Iraq: Death Toll From ISIS-Claimed Baghdad Bombings Climbs to 213

Baghdad bombings funeral
Iraqi men carry a coffin in the holy Iraqi city of Najaf during a funeral procession for the victims of a suicide bombing that ripped through Baghdad's busy shopping district of Karrada, July 3. Haidar Hamdani/AFP/Getty Images

The death toll from Sunday's suicide car bombing in Baghdad claimed by the Islamic State militant group (ISIS) has risen to 213, according to Iraqi security and medical officials.

The blast struck the capital's Karrada district during the Islamic holy month of Ramadan, which ends this week, targeting shoppers.

The death toll, which officials confirmed to AFP news agency, means the attack was the deadliest in the country for a year and one of the most deadly for a decade.

ISIS released a statement that claimed responsibility for the attack against the country's Shia population as part of its "ongoing security operations." The radical Islamist group views Shia Muslims to be heretics.
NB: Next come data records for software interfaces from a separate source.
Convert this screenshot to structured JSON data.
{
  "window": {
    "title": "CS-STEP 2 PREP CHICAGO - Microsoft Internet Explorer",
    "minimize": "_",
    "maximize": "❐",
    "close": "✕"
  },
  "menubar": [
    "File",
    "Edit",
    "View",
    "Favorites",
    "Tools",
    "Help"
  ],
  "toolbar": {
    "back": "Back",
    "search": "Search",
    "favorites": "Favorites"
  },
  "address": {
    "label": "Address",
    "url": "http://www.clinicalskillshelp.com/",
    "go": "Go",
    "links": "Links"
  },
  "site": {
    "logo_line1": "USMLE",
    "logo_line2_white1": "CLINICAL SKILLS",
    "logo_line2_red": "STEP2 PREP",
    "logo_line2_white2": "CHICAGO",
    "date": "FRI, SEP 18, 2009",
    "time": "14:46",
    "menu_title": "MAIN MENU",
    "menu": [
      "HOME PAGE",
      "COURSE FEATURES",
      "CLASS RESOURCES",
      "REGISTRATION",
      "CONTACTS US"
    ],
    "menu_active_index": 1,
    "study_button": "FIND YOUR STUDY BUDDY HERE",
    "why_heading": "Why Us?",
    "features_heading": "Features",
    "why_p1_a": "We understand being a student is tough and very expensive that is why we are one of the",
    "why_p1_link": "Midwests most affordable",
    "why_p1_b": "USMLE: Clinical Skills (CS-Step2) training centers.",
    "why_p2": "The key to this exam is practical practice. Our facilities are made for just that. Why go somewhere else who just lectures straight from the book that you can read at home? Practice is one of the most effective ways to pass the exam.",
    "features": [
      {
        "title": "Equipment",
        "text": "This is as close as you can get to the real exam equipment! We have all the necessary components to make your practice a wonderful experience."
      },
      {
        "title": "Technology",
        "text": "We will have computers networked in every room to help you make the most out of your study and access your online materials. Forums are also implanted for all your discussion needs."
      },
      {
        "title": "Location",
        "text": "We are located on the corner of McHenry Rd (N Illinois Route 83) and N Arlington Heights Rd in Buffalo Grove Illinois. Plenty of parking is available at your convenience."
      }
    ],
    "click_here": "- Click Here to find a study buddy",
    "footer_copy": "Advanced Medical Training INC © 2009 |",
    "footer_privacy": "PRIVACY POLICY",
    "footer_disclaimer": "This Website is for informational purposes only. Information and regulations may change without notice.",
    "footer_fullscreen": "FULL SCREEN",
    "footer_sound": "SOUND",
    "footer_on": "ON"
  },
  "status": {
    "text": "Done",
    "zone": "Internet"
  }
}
Prime Minister Haider al-Abadi ordered a new raft of security measures to combat attacks by radical Islamists, with Iraqis growing increasingly dissatisfied with the government's inability to halt such deadly assaults. Upon his visit to the site of the attack on Sunday, angry Iraqis threw rocks and shoes at his security detail.

Abadi ordered new X-ray systems to be placed at the entrances to provinces, with aerial scanning and greater intelligence to combat attacks. Baghdad has focused on strengthening the city's security belt but ISIS has retained the ability to strike the its predominantly Shia districts. In light of the failure to prevent the bombing, Abadi ordered the removal of electronic wand detectors and a bomb-detection service.

The U.S., whose forces withdrew from Iraq in 2011 after almost a decade of war, condemned the attack and said that its military would continue to support officials in Baghdad. "We are in close contact with Iraqi authorities, and stand committed to supporting Iraqi security forces," a statement from State Department spokesman John Kirby read.

Iraqis continued to mourn the loss of loved ones Monday as a three-day period of national remembrance entered its second day. The attack came just weeks after Iraqi security forces, backed by the U.S.-led coalition, liberated the western city of Fallujah from ISIS, advancing plans for an offensive on the northern city of Mosul, the militant group's biggest prize.